Novel Protein Essential for Successful Pregnancy

May 27, 2010

( -- Researchers at Yale School of Medicine and their colleagues at the Society for the Investigation of Early Pregnancy have helped clarify the function of a unique protein called Preimplantation Factor, which is produced by healthy embryos to direct embryo attachment and help the mother adapt to pregnancy.

These findings are published fast track for the benefit of the scientific community in the current issue of . They were first presented orally in February at the Society for Maternal Fetal Medicine Scientific Meetings in Chicago by lead author Michael J. Paidas, M.D., associate professor and co-director of the Yale Women and Children’s Center for Blood Disorders.

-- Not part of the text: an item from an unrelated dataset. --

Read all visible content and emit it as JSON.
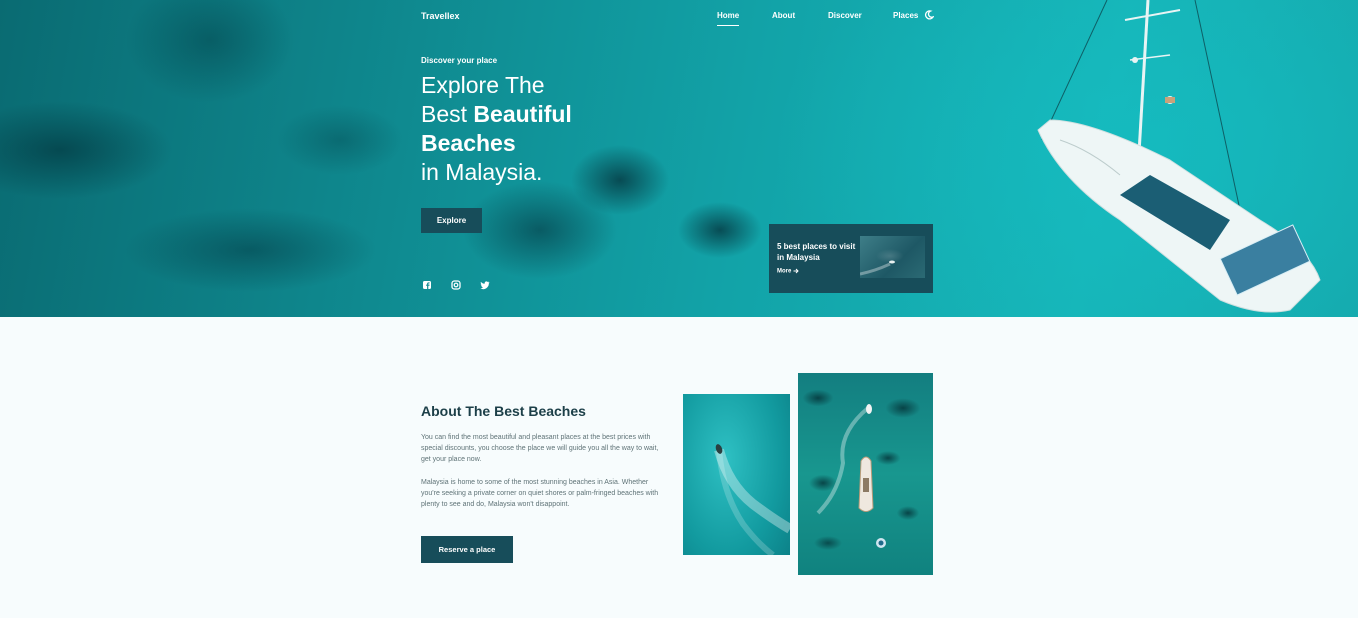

The research showed that Preimplantation Factor modulates maternal immunity, promotes attachment of the early embryo, and influences remodeling of uterine cells.

“Preimplantation Factor appears to be essential for pregnancy to succeed,” said Paidas. “For several decades, investigators have tried to isolate a compound that was absolutely required for pregnancy. We believe that Preimplantation Factor is in fact that compound.”

Paidas and his colleagues conducted a genomic and proteomic study of both non-pregnant and pregnant uterine stromal cells, which are positioned directly beneath the uterine lining (epithelium). When these cells in culture were exposed to Preimplantation Factor, over 500 maternal genes and several proteins were significantly altered. Interestingly, Paidas said, profound changes were detected precisely in those pathways and networks critical for implantation.

Preimplantation Factor was discovered by co-author Eytan R. Barnea, M.D., founder of the Society for the Investigation of and clinical associate professor in the Department of Obstetrics, Gynecology & Reproduction, UMDNJ-Robert Wood Johnson Medical School. Barnea eventually synthesized Preimplantation Factor so that the replicated form is identical to the native compound.

Studies are ongoing to establish Preimplantation Factor as a diagnostic test for pregnancy viability, not only in humans but in animals as well, since it appears to be universally present in mammals. Paidas said that there is even greater interest in the potential therapeutic applications, both in and in other conditions such as autoimmune disease and transplantation. Preclinical studies are being conducted to pave the way for eventual human clinical trials.

Other authors on the study include Graciela Krikun, S. Joseph Huang, Michael Romano, and Jack Annunziato of Yale Department of Obstetrics, Gynecology and Reproductive Sciences; and Richard Jones of Next Gen Sciences, Inc.

More information: Citation: American Journal of Obstetrics and Gynecology, Vol. 202, Issue 5, Pages 459 (May 2010)

Related Stories

Recommended for you

A metabolic switch to turn off obesity

October 27, 2016

You've tried all the diets. No matter: you've still regained the weight you lost, even though you ate well and you exercised regularly! This may be due to a particular enzyme in the brain: the alpha/beta hydrolase domain-6 ...

Natural compound reduces signs of aging in healthy mice

October 27, 2016

Much of human health hinges on how well the body manufactures and uses energy. For reasons that remain unclear, cells' ability to produce energy declines with age, prompting scientists to suspect that the steady loss of efficiency ...

Scientists develop 'world-first' 3-D mammary gland model

October 27, 2016

A team of researchers from Cardiff University and Monash Biomedicine Discovery Institute has succeeded in creating a three-dimensional mammary gland model that will pave the way for a better understanding of the mechanisms ...

Mitochondria control stem cell fate

October 27, 2016

What happens in intestinal epithelial cells during a chronic illness? Basic research conducted at the Chair of Nutrition and Immunology at the Technical University of Munich (TUM) addressed this question by generating a new ...


Please sign in to add a comment. Registration is free, and takes less than a minute. Read more

Click here to reset your password.
Sign in to get notified via email when new comments are made.